No way to square the circle
There is no system that is going to guarantee racial or ethnic representation to a close approximation of the demographic profile of a country without intruding into democratic freedoms. The better, if counter-intuitive, route to take is an indirect one: to do everything possible to reduce race-consciousness in society. It is when voters pay little attention to a candidate’s race or ethnicity, that by statistical chance alone, you will get a facsimile of society’s rainbow in parliament.
In such an event, the resulting minority MPs are in parliament on the strengths of their own electoral appeal, not because they have had a lubricated passage. In turn, when they succeed as representatives of their constituents, their example will further erode race-consciousness. It produces a virtuous cycle.
By contrast, to keep designing ever more elaborate schemes to ensure racial representation with exactitude, is to perpetuate race-consciousness. It works against the real solution.

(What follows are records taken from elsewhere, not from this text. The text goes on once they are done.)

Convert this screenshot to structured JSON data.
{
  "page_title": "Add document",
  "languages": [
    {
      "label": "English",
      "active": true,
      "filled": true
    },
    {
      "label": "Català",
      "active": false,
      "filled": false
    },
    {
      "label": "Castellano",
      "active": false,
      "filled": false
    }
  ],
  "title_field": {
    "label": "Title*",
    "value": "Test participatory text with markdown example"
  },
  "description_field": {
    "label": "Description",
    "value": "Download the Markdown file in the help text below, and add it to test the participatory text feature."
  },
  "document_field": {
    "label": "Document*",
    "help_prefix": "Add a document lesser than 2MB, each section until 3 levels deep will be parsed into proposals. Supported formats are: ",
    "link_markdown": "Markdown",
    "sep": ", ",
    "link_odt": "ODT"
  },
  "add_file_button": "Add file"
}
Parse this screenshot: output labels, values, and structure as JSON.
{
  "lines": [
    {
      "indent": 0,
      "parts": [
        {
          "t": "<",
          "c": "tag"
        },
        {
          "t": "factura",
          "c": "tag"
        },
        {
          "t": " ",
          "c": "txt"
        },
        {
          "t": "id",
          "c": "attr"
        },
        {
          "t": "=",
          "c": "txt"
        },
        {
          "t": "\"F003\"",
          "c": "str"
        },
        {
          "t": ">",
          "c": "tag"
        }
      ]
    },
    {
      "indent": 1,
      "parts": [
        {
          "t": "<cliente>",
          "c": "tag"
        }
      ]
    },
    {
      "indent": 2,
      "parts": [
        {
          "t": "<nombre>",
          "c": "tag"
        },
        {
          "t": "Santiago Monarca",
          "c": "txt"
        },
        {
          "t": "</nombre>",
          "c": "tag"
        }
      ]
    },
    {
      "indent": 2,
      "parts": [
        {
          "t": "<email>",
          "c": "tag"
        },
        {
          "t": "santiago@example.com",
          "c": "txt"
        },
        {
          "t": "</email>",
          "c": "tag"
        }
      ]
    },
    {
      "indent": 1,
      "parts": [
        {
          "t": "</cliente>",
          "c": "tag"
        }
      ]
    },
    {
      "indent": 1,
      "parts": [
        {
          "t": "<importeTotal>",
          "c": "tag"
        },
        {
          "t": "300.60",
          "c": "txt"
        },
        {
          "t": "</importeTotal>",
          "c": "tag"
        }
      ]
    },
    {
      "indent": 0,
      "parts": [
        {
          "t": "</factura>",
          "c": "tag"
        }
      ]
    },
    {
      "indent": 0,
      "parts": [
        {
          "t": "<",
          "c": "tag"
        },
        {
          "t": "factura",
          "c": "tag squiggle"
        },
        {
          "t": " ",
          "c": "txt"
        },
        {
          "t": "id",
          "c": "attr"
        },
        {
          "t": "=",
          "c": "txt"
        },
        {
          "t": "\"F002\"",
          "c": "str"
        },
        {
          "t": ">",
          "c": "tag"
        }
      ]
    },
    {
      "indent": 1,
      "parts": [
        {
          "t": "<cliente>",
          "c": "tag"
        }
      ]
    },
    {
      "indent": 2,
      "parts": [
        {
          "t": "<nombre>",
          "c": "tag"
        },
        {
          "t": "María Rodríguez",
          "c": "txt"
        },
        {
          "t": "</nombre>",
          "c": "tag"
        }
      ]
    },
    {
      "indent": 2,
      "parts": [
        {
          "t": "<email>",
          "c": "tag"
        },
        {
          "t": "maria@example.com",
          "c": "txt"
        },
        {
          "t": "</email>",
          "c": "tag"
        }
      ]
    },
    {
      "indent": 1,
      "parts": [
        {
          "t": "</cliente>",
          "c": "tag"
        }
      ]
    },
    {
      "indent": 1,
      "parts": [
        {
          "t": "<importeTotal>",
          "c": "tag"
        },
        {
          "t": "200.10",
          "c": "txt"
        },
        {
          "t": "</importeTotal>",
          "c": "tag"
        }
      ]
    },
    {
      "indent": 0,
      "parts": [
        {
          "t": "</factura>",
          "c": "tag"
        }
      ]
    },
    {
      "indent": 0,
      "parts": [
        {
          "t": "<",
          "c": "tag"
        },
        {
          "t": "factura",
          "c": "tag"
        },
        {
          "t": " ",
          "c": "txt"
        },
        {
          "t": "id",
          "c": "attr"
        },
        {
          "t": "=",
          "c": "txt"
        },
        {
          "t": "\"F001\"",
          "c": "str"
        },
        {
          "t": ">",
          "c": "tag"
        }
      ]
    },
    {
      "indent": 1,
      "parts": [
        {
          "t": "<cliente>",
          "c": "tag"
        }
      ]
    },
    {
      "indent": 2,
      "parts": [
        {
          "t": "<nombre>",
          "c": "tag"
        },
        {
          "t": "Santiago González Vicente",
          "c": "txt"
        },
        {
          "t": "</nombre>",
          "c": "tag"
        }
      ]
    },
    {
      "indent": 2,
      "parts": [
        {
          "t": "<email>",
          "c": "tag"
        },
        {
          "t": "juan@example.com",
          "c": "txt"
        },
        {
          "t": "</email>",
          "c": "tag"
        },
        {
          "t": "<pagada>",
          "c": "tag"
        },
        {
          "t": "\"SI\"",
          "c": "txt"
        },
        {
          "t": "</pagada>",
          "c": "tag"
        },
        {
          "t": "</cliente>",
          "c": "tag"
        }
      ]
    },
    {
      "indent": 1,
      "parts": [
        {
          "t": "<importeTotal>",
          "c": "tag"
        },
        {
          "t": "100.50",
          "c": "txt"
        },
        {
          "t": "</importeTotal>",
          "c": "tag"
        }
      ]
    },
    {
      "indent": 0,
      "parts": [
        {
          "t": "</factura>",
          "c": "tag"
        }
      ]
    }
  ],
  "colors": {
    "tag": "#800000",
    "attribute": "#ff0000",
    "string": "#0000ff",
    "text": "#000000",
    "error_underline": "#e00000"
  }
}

In any case, the rigidity of our categories is obsolescent. Our society is one that is seeing more and more inter-racial and inter-ethnic marriages with their resulting offspring. Our open-door policy on immigration is bringing in new citizens who don’t quite fit into our Chinese-Malay-Indian pigeonholes. As citizens, they are entitled to stand for election too. Are we going to add to the categories? Tinker with the rules? Write in more submodules to the existing certification programme?
I have always thought it quite offensive that people should submit themselves to have their race certified by some impersonal board. It’s nearly as bad as demanding that women should go for a gynaecological examination to prove that they are female before they can stand as election candidates in gender-quota’d elections. Would you implement the latter? If not, why implement the former?
Overall, my view on all this is a simple one. In dismantling GRCs, we should just forget about race requirements.
Like Maruah, I have quite a lot of confidence that Singaporeans do not give much weight to race in choosing their leaders. We only think the risk of people voting along race lines is high because the present government says so. But let’s not overlook the fact that they say so mostly because (a) it is in their interest to find reasons for keeping GRCs, and (b) Lee Kuan Yew has (through his own personal history of fighting Malaysia’s Malay-based UMNO party) a very race-coloured view of the world.
Let’s take a deep breath, have some faith in ourselves and scrap those straitjackets.